If you’ve already transmigrated to the spirit plane, artist (and occasional Alibi contributor) Billy McCall’s Less Clothes, More Fun! video installation might not be for you. Its focus is, after all, these bags of meat we call home. Sliced into segments and remixed for the pleasure of jarring juxtaposition, the human body—any body—is here offered up as both aesthetically pleasing and inherently, seductively weird. Get to the Tannex (1417 Fourth Street SW) by 8pm on Saturday, June 28, because legendary ABQ nudity proponent Don Schrader is the first scheduled reader in the evening’s risqué zine reading.
Arrive at the exhibit in style by joining the Less Clothes More Fun Bicycle Ride, a sex- and body-positive cycling journey that starts at the UNM Duck Pond around 7pm and ends at the Tannex. Note that organizers encourage riders to “allude to being nude” in lieu of necessarily baring all. In other words, ride at your own risk—dangly bits, lady nipples and other shocking proofs that we are not born with clothes on could get you in physical or legal trouble if not properly attended to. Search “Less Clothes More Fun” on Facebook for more info on both events.
The nutty, painful and hilarious rhythms of family take center stage in Painting Churches, opening at the Adobe Theater (9813 Fourth Street NW) on Friday, June 27. In this finalist for the 1984 Pulitzer Prize in Drama, Mags Church (Michelle Boehler) wants to paint a portrait of her restless parents Fanny (Becky Mayo) and Gardner (Ray Orley). Now in their golden years, but declining and forced to sell their house, the elder Churches clash with their sometimes thoughtless daughter as they try to pack and sit for their portrait. The show, directed by veteran helmsman Brian Hansen, continues Fridays and Saturdays at 8pm and Sundays at 2pm through July 13. Tix run $12 to $15; see adobetheater.org or call 898-9222 on weekdays for more info.

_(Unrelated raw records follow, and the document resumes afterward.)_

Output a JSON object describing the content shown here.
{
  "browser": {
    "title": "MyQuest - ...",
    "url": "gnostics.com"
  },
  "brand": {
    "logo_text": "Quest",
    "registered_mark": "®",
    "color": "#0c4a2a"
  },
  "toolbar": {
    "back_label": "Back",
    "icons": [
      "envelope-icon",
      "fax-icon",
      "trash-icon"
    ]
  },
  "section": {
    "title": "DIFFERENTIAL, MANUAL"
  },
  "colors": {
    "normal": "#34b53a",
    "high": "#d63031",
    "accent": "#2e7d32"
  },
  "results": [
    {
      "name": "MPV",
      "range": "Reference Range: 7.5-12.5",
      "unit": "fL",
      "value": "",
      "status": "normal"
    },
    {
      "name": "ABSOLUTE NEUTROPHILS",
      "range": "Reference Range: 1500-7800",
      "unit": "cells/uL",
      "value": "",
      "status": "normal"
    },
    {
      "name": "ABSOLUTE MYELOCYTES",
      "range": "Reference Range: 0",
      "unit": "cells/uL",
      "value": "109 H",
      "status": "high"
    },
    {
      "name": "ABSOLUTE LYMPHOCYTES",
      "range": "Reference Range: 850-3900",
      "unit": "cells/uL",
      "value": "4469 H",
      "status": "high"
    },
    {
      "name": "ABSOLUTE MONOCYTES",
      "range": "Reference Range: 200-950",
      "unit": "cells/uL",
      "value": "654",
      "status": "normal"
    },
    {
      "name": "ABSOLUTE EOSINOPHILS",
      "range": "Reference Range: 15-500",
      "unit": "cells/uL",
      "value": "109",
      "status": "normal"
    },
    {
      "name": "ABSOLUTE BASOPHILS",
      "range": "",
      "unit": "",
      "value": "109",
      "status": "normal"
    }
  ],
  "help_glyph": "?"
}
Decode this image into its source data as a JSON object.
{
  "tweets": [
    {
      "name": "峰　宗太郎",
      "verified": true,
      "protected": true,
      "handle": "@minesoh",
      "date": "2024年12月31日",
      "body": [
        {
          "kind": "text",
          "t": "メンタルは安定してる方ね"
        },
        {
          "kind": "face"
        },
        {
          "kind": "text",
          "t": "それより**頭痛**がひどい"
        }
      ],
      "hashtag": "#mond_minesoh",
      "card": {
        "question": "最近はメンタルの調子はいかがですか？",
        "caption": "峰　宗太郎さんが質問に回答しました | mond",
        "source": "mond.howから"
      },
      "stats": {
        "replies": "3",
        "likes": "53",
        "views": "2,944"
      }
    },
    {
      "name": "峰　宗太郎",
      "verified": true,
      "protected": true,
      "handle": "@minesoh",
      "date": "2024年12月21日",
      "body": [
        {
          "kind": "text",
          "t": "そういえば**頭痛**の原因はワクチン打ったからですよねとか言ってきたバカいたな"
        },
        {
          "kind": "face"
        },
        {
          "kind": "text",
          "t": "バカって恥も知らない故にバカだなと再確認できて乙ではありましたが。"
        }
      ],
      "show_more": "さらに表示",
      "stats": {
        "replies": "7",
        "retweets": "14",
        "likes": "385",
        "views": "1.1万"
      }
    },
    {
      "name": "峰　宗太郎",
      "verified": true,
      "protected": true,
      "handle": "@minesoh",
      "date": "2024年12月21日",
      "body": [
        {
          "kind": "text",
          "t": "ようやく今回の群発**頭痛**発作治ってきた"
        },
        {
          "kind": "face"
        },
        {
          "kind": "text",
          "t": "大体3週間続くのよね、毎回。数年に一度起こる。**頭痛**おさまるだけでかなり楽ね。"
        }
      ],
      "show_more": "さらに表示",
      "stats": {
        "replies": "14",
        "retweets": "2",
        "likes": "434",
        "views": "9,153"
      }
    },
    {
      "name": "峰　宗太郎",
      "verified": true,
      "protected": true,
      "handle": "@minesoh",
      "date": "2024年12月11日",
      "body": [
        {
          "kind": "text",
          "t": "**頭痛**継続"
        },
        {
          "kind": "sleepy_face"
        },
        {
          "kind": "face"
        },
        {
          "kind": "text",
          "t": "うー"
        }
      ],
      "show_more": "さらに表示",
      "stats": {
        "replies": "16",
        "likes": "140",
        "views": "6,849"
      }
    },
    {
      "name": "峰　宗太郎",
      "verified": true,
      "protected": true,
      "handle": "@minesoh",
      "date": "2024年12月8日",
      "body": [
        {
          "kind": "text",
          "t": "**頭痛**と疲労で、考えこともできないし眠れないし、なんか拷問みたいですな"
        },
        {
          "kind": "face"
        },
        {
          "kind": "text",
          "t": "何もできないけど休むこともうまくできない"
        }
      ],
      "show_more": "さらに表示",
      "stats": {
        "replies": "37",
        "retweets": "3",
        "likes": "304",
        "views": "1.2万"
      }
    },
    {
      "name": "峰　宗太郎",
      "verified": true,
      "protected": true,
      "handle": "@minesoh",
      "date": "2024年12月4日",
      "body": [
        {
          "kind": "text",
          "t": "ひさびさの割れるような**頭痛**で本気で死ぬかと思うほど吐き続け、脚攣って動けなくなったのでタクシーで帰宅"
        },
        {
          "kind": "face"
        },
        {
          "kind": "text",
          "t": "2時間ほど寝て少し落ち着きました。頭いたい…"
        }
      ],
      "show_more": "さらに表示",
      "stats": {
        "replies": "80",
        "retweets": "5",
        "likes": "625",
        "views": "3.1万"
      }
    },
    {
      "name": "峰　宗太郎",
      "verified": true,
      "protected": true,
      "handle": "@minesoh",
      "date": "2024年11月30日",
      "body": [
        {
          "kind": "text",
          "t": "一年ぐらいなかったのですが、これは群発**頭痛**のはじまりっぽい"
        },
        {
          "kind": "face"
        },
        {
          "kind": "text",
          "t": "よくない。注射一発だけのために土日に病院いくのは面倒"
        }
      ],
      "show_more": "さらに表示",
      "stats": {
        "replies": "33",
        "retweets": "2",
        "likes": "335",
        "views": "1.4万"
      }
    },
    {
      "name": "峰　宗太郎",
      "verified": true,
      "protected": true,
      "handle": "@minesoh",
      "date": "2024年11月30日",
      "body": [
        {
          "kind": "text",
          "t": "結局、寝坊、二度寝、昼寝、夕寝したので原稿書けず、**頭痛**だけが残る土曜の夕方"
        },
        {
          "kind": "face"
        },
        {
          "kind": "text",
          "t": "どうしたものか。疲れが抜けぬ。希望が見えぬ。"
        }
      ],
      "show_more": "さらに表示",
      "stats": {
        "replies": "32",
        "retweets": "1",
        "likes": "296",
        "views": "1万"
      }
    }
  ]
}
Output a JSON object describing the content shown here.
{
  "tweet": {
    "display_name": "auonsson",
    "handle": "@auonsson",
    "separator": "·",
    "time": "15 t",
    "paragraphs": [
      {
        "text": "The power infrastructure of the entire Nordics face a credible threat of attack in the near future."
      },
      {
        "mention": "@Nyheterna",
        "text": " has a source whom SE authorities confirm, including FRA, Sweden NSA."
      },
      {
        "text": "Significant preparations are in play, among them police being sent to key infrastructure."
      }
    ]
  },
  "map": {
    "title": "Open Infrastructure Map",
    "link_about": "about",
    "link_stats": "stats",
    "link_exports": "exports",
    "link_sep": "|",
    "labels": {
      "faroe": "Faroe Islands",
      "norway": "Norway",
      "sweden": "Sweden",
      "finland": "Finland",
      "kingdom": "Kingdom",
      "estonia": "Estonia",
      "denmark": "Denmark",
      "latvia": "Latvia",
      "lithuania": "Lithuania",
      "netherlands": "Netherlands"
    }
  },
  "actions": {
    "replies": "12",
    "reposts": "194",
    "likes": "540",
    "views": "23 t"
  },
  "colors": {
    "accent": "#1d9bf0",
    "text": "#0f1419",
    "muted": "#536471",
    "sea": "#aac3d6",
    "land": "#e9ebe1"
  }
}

Hard to believe it’s been more than a decade since Rio Rancho High School teacher Bill Nevins was summarily axed for a student’s antiwar poem. The 2003 fallout, which coincided with a violent police crackdown on peaceful Iraq War protestors, was chronicled in the award-winning documentary Committing Poetry in Times of War. Nevins and other poets, including Mary Oishi, Manuel Gonzales, Ronnie Garduno and Justin Romine, commemorate the events surrounding their battle for free speech, justice and government accountability (sound familiar?) with a reading at Bookworks (4022 Rio Grande NW) on Wednesday, July 2, at 7pm.